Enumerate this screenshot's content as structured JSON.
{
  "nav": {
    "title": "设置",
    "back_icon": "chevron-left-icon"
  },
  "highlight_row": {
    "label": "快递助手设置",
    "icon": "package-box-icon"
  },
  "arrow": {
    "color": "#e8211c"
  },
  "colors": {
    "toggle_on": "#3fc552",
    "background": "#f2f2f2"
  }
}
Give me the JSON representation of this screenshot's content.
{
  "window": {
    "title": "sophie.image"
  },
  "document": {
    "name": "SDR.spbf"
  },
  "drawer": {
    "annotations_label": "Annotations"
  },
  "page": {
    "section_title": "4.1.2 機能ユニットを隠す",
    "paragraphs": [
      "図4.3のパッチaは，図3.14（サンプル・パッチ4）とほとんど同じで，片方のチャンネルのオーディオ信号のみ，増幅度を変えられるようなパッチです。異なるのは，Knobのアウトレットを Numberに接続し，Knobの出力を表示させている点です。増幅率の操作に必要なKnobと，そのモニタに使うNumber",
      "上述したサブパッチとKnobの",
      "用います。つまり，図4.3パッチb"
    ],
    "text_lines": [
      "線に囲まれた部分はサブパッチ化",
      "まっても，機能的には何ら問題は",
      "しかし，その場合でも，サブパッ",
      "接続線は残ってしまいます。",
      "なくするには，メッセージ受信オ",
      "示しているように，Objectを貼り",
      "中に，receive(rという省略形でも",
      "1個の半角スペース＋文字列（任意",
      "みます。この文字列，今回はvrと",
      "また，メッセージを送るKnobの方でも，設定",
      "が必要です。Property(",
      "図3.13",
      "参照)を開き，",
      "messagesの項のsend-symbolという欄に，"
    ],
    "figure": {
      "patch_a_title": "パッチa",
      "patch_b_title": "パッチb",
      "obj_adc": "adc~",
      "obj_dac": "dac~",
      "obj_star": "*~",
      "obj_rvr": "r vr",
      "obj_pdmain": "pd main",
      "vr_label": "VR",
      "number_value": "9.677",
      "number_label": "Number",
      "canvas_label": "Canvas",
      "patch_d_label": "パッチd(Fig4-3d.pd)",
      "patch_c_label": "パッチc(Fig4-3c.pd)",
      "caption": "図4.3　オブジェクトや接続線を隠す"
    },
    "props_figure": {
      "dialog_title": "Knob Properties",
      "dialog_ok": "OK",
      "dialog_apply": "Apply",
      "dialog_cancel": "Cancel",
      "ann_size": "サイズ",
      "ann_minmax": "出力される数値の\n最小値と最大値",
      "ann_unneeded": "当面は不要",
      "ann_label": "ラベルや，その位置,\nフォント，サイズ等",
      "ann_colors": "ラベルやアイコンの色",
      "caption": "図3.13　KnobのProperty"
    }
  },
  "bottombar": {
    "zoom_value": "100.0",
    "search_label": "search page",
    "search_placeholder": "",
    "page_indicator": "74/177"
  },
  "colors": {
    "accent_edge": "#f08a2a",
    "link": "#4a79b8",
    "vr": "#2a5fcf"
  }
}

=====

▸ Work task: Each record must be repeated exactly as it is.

▸ Task answer:
Enumerate this screenshot's content as structured JSON.
{
  "nav": {
    "title": "设置",
    "back_icon": "chevron-left-icon"
  },
  "highlight_row": {
    "label": "快递助手设置",
    "icon": "package-box-icon"
  },
  "arrow": {
    "color": "#e8211c"
  },
  "colors": {
    "toggle_on": "#3fc552",
    "background": "#f2f2f2"
  }
}
Give me the JSON representation of this screenshot's content.
{
  "window": {
    "title": "sophie.image"
  },
  "document": {
    "name": "SDR.spbf"
  },
  "drawer": {
    "annotations_label": "Annotations"
  },
  "page": {
    "section_title": "4.1.2 機能ユニットを隠す",
    "paragraphs": [
      "図4.3のパッチaは，図3.14（サンプル・パッチ4）とほとんど同じで，片方のチャンネルのオーディオ信号のみ，増幅度を変えられるようなパッチです。異なるのは，Knobのアウトレットを Numberに接続し，Knobの出力を表示させている点です。増幅率の操作に必要なKnobと，そのモニタに使うNumber",
      "上述したサブパッチとKnobの",
      "用います。つまり，図4.3パッチb"
    ],
    "text_lines": [
      "線に囲まれた部分はサブパッチ化",
      "まっても，機能的には何ら問題は",
      "しかし，その場合でも，サブパッ",
      "接続線は残ってしまいます。",
      "なくするには，メッセージ受信オ",
      "示しているように，Objectを貼り",
      "中に，receive(rという省略形でも",
      "1個の半角スペース＋文字列（任意",
      "みます。この文字列，今回はvrと",
      "また，メッセージを送るKnobの方でも，設定",
      "が必要です。Property(",
      "図3.13",
      "参照)を開き，",
      "messagesの項のsend-symbolという欄に，"
    ],
    "figure": {
      "patch_a_title": "パッチa",
      "patch_b_title": "パッチb",
      "obj_adc": "adc~",
      "obj_dac": "dac~",
      "obj_star": "*~",
      "obj_rvr": "r vr",
      "obj_pdmain": "pd main",
      "vr_label": "VR",
      "number_value": "9.677",
      "number_label": "Number",
      "canvas_label": "Canvas",
      "patch_d_label": "パッチd(Fig4-3d.pd)",
      "patch_c_label": "パッチc(Fig4-3c.pd)",
      "caption": "図4.3　オブジェクトや接続線を隠す"
    },
    "props_figure": {
      "dialog_title": "Knob Properties",
      "dialog_ok": "OK",
      "dialog_apply": "Apply",
      "dialog_cancel": "Cancel",
      "ann_size": "サイズ",
      "ann_minmax": "出力される数値の\n最小値と最大値",
      "ann_unneeded": "当面は不要",
      "ann_label": "ラベルや，その位置,\nフォント，サイズ等",
      "ann_colors": "ラベルやアイコンの色",
      "caption": "図3.13　KnobのProperty"
    }
  },
  "bottombar": {
    "zoom_value": "100.0",
    "search_label": "search page",
    "search_placeholder": "",
    "page_indicator": "74/177"
  },
  "colors": {
    "accent_edge": "#f08a2a",
    "link": "#4a79b8",
    "vr": "#2a5fcf"
  }
}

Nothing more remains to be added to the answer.